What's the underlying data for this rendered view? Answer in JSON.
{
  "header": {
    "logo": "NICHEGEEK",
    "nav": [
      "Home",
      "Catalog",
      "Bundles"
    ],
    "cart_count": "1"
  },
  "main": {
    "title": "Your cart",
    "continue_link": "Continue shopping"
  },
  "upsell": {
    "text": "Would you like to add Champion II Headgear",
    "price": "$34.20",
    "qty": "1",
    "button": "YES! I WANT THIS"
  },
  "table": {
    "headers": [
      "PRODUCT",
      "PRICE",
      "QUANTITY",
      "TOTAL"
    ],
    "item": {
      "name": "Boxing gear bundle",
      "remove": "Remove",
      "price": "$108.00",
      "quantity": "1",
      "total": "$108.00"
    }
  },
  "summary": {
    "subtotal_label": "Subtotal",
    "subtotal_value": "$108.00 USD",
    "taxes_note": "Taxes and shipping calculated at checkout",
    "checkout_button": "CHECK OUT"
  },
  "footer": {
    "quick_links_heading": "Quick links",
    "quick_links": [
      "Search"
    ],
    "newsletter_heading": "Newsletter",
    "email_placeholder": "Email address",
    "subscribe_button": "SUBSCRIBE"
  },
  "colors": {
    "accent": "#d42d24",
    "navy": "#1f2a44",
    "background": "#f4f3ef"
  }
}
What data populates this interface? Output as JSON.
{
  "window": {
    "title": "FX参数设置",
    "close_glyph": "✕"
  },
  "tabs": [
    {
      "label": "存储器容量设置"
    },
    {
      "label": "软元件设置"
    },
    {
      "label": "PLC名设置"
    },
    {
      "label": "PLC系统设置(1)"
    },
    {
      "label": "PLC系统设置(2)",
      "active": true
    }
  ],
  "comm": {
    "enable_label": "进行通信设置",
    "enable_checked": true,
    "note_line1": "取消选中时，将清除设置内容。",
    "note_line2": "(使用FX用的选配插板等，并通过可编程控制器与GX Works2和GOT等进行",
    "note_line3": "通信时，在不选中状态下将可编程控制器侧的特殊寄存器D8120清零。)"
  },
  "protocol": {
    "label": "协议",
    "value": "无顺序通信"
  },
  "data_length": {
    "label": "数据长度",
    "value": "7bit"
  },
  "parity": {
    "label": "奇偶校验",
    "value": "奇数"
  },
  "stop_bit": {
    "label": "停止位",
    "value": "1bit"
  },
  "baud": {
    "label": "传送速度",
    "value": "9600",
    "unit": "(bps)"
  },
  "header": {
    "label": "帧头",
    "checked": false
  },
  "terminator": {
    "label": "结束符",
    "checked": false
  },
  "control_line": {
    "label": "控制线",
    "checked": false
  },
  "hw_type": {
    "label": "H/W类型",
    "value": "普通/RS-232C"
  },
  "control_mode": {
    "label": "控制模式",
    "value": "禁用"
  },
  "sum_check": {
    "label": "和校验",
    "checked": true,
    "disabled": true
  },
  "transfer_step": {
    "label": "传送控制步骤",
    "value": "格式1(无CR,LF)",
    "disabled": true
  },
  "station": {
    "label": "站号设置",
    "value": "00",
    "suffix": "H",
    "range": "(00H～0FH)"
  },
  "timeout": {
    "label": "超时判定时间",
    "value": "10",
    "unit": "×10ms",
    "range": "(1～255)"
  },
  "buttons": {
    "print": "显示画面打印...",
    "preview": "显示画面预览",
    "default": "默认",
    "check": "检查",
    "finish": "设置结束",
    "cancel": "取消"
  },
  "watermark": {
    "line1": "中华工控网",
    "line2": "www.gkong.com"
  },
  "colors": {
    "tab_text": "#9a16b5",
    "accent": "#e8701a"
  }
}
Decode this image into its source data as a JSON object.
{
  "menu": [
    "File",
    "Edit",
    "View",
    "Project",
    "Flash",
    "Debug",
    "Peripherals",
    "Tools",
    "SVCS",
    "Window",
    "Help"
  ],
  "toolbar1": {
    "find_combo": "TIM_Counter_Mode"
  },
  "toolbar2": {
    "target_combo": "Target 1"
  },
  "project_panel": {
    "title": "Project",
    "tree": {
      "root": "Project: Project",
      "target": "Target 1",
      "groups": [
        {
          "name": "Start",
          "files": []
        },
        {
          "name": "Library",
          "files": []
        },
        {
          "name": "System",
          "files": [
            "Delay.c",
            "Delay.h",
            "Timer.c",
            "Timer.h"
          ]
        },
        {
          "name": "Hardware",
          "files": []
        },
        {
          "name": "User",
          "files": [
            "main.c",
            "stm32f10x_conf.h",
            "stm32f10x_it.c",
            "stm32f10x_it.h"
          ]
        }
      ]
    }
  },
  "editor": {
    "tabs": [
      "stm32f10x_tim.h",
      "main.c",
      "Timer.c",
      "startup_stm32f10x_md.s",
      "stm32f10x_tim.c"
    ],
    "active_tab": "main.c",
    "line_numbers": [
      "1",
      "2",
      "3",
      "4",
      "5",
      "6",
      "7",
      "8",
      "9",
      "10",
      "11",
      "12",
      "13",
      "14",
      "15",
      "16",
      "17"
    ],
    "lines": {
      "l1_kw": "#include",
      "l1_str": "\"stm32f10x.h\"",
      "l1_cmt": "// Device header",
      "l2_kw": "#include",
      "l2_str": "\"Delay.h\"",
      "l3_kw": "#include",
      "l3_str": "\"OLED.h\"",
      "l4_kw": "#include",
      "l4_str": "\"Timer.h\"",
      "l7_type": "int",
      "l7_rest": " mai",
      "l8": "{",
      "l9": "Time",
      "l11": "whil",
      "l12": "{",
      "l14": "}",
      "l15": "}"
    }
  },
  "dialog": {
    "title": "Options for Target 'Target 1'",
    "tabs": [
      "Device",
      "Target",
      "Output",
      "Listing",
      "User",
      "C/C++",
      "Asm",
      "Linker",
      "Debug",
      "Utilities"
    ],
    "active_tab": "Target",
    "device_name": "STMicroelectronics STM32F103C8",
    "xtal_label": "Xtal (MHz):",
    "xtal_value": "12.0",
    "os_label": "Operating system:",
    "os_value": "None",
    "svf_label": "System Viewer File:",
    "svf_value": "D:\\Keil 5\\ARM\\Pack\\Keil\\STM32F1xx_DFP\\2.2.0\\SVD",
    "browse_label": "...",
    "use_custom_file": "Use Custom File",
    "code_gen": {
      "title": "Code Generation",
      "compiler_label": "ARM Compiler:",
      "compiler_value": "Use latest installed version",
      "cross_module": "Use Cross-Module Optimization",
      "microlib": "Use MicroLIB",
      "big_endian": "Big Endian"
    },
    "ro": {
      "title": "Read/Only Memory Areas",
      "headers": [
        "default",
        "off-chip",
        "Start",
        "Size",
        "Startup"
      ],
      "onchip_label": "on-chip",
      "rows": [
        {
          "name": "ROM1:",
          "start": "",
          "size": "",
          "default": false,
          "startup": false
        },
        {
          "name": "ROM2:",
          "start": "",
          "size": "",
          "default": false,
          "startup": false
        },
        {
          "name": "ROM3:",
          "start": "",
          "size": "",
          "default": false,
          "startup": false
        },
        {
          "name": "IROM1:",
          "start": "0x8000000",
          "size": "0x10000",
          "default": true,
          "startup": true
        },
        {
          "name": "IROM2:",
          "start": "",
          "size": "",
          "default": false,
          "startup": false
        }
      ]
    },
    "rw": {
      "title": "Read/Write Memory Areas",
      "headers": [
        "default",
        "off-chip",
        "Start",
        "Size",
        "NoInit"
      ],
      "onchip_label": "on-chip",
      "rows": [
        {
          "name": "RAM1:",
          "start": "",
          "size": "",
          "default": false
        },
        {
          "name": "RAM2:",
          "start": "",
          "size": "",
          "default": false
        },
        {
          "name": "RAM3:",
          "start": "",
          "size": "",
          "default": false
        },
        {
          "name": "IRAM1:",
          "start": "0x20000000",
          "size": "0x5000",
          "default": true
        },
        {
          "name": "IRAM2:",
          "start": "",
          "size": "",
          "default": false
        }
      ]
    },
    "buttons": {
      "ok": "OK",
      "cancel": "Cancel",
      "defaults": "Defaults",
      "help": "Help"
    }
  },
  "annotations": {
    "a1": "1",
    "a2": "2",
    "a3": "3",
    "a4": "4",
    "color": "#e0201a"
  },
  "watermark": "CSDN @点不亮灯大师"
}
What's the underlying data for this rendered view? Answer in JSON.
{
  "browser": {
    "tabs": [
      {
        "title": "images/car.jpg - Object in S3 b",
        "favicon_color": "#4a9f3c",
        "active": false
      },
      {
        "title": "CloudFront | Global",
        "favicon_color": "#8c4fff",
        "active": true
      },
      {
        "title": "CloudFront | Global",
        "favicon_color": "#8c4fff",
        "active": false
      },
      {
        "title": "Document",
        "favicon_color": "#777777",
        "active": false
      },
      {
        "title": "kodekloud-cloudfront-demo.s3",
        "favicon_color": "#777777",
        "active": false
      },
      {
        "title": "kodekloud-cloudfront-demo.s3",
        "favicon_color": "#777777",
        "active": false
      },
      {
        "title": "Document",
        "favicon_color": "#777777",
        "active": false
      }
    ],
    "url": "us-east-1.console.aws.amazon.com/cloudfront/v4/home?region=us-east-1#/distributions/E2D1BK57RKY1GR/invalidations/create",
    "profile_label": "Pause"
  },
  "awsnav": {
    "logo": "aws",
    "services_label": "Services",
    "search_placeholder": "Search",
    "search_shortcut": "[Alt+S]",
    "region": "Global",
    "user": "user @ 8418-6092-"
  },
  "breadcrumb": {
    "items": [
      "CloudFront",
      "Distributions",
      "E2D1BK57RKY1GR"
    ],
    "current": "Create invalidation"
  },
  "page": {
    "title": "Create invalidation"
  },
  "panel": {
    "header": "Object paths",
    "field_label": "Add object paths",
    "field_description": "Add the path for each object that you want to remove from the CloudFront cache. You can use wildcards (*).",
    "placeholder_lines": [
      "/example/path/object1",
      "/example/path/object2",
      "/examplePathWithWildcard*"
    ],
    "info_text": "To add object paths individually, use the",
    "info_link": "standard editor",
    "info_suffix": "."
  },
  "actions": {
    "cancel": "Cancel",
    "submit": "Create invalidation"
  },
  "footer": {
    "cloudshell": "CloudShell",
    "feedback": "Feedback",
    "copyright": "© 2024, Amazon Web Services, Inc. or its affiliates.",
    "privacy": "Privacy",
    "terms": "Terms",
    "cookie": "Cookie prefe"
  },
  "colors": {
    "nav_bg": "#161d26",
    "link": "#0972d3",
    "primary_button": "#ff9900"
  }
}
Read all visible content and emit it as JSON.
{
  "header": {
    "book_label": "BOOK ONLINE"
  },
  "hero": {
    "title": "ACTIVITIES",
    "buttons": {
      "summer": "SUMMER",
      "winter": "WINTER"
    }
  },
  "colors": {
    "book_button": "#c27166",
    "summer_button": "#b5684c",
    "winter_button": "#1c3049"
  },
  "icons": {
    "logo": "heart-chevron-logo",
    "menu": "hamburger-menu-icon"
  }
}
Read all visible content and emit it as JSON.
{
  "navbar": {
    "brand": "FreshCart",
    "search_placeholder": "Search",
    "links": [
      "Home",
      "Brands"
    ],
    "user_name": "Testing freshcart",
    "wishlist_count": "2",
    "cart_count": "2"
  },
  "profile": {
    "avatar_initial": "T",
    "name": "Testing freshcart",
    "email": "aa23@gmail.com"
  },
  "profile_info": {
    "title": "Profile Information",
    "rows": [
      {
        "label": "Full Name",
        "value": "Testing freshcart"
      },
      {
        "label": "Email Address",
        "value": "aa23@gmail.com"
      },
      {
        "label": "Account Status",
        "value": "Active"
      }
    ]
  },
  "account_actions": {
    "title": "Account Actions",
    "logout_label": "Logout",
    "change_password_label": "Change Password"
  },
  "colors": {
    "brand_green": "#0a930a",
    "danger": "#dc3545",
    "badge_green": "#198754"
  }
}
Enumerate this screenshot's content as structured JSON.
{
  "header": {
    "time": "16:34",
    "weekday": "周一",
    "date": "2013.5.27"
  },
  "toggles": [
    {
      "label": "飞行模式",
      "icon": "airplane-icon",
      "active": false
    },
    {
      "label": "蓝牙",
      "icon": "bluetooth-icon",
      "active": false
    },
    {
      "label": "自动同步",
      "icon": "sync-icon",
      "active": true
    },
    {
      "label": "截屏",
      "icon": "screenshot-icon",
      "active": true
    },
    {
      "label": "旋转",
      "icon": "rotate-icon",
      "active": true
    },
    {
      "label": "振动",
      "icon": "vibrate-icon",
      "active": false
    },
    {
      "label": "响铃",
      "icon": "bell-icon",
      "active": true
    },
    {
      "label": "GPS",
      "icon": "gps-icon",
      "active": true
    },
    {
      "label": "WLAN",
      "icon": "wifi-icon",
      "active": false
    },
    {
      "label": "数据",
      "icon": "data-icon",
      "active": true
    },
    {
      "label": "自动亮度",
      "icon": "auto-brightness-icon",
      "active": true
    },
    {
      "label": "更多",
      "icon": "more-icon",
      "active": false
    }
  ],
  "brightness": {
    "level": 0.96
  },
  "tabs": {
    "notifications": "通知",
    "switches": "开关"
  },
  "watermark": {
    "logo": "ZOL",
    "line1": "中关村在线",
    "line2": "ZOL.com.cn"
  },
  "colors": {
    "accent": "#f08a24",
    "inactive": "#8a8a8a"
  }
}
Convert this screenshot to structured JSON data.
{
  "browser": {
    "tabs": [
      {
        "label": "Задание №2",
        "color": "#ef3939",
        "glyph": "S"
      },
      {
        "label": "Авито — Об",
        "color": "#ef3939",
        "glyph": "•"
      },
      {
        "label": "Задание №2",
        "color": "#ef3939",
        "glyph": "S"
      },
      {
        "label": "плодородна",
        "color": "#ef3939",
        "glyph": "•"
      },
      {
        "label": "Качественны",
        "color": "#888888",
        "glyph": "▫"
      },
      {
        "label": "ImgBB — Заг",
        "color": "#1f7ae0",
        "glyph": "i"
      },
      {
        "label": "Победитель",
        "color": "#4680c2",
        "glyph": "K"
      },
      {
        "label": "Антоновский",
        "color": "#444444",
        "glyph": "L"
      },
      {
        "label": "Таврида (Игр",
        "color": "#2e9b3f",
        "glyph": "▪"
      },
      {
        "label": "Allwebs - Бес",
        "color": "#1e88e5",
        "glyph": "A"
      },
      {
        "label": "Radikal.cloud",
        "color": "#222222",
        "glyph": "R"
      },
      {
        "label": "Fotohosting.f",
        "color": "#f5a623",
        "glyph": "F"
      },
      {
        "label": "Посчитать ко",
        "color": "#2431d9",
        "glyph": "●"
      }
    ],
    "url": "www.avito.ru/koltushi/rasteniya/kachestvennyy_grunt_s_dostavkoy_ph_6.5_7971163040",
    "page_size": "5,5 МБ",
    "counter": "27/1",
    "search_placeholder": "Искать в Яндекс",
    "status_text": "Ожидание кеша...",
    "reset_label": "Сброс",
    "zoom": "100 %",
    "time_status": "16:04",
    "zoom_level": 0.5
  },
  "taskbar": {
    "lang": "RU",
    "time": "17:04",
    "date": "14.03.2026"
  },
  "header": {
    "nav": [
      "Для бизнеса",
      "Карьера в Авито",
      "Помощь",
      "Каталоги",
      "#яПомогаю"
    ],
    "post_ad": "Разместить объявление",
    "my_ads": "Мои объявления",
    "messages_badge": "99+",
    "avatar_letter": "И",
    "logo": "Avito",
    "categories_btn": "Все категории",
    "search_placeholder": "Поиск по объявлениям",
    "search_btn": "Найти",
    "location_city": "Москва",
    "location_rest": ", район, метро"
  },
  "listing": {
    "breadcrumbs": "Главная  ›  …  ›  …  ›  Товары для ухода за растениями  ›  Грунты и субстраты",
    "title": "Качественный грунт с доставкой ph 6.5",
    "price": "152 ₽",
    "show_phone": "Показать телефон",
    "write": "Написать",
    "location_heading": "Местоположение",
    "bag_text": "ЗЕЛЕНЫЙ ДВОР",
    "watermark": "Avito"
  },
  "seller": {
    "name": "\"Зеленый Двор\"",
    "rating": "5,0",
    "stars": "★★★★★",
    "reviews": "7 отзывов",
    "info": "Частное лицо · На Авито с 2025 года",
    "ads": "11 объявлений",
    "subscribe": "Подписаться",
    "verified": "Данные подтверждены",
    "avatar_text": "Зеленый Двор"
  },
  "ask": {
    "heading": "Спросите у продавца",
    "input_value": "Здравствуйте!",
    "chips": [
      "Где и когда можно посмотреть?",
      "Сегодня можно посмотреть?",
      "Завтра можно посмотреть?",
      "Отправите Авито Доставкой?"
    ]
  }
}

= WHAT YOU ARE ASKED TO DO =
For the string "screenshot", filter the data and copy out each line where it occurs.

= TASK OUTPUT =
Enumerate this screenshot's content as structured JSON.
      "icon": "screenshot-icon",
Convert this screenshot to structured JSON data.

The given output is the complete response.